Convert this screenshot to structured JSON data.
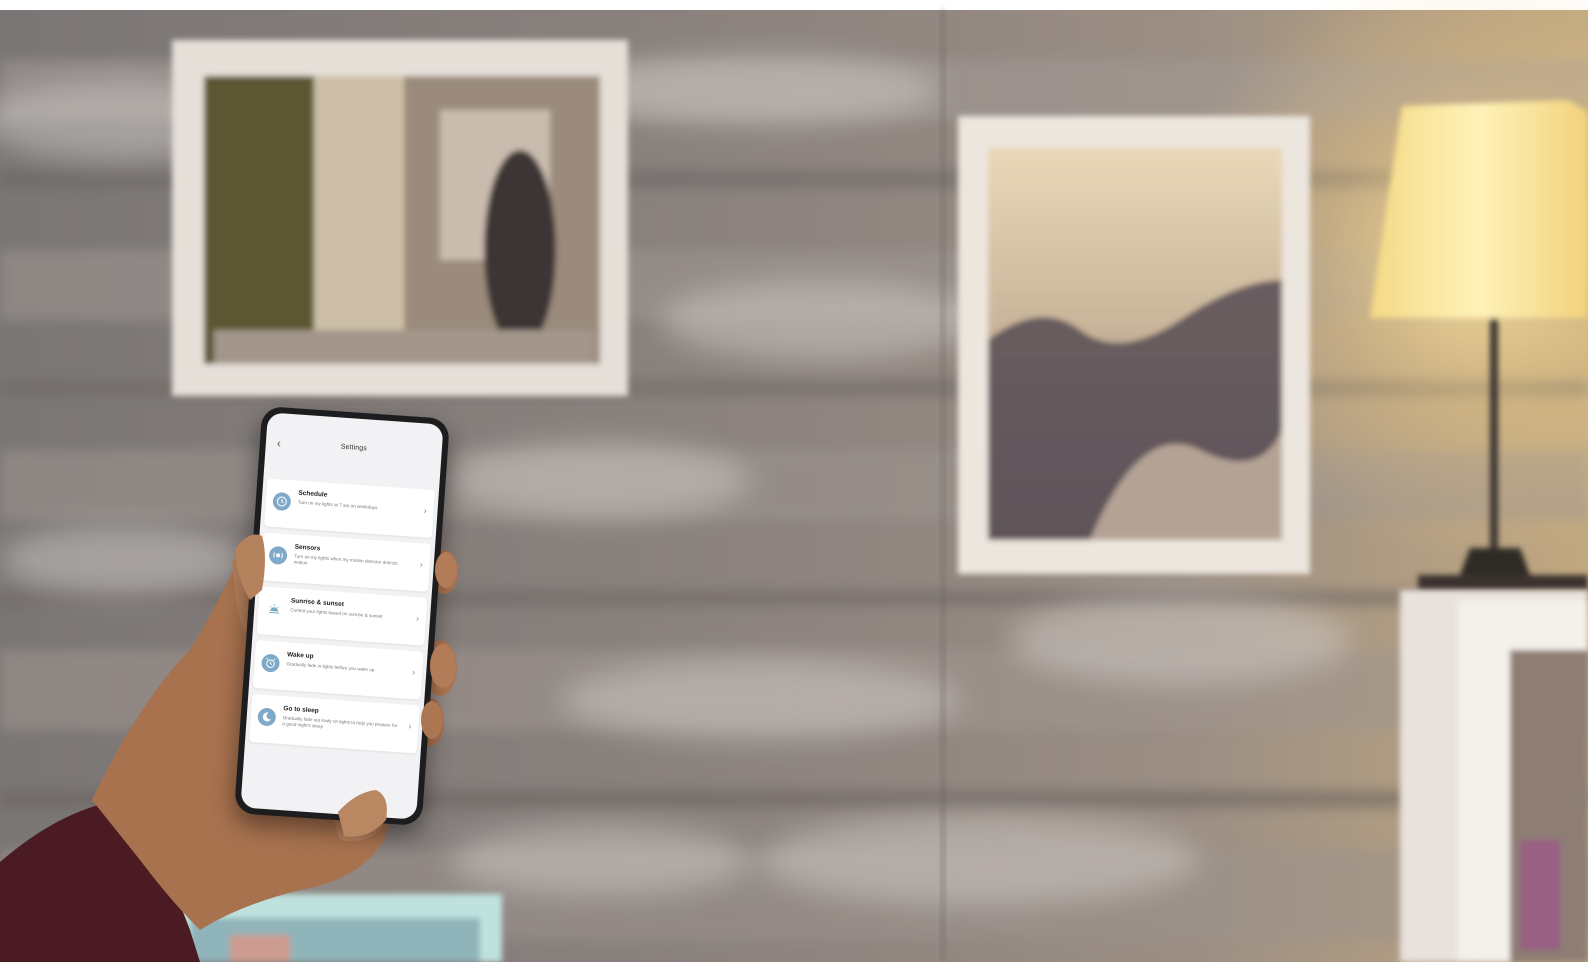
{
  "app": {
    "title": "Settings",
    "back_label": "‹",
    "chevron": "›"
  },
  "settings_items": [
    {
      "title": "Schedule",
      "description": "Turn on my lights at 7 am on weekdays",
      "icon": "clock-icon"
    },
    {
      "title": "Sensors",
      "description": "Turn on my lights when my motion detector detects motion",
      "icon": "sensor-icon"
    },
    {
      "title": "Sunrise & sunset",
      "description": "Control your lights based on sunrise & sunset",
      "icon": "sunrise-icon"
    },
    {
      "title": "Wake up",
      "description": "Gradually fade in lights before you wake up",
      "icon": "alarm-clock-icon"
    },
    {
      "title": "Go to sleep",
      "description": "Gradually fade out lowly on lights to help you prepare for a good night's sleep",
      "icon": "moon-icon"
    }
  ],
  "colors": {
    "icon_accent": "#7fa9c8",
    "lamp_glow": "#f7df8e",
    "wall": "#8a817b"
  }
}
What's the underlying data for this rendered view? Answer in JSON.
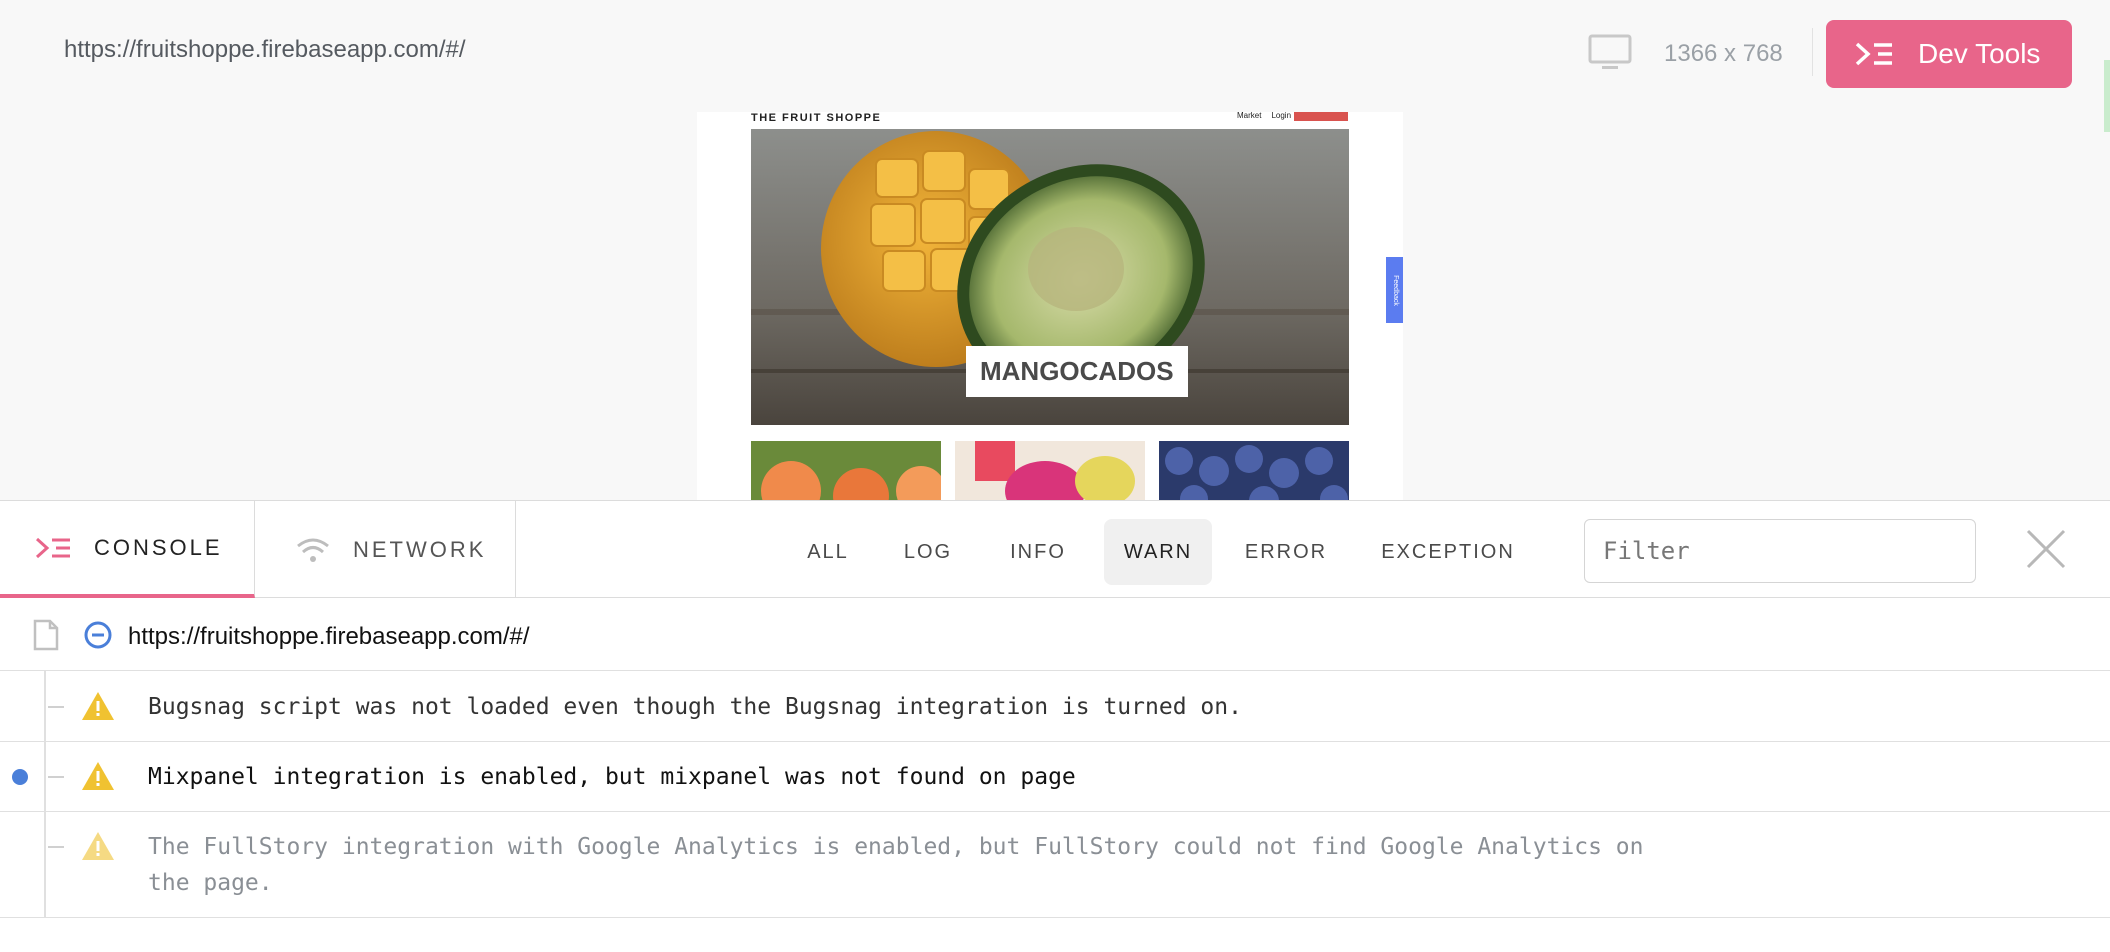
{
  "topbar": {
    "url": "https://fruitshoppe.firebaseapp.com/#/",
    "resolution": "1366 x 768",
    "devtools_label": "Dev Tools"
  },
  "preview": {
    "brand": "THE FRUIT SHOPPE",
    "menu": [
      "Market",
      "Login"
    ],
    "hero_label": "MANGOCADOS",
    "feedback_label": "Feedback"
  },
  "panel": {
    "tabs": [
      {
        "label": "CONSOLE",
        "icon": "console-icon",
        "active": true
      },
      {
        "label": "NETWORK",
        "icon": "wifi-icon",
        "active": false
      }
    ],
    "levels": [
      "ALL",
      "LOG",
      "INFO",
      "WARN",
      "ERROR",
      "EXCEPTION"
    ],
    "active_level": "WARN",
    "filter_placeholder": "Filter",
    "page_url": "https://fruitshoppe.firebaseapp.com/#/",
    "logs": [
      {
        "level": "warn",
        "message": "Bugsnag script was not loaded even though the Bugsnag integration is turned on.",
        "selected": false,
        "faded": false
      },
      {
        "level": "warn",
        "message": "Mixpanel integration is enabled, but mixpanel was not found on page",
        "selected": true,
        "faded": false
      },
      {
        "level": "warn",
        "message_line1": "The FullStory integration with Google Analytics is enabled, but FullStory could not find Google Analytics on",
        "message_line2": "the page.",
        "selected": false,
        "faded": true
      }
    ]
  },
  "colors": {
    "accent": "#e8658a",
    "warn": "#f0c231",
    "link_blue": "#4a7fd9"
  }
}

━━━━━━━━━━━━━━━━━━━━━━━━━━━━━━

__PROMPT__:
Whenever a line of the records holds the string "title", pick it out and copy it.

__EXERCISE ANSWER__:
    "title": "Settings",
      "title": "Schedule",
      "title": "Sensors",
      "title": "Sunrise & sunset",
      "title": "Wake up",
      "title": "Go to sleep",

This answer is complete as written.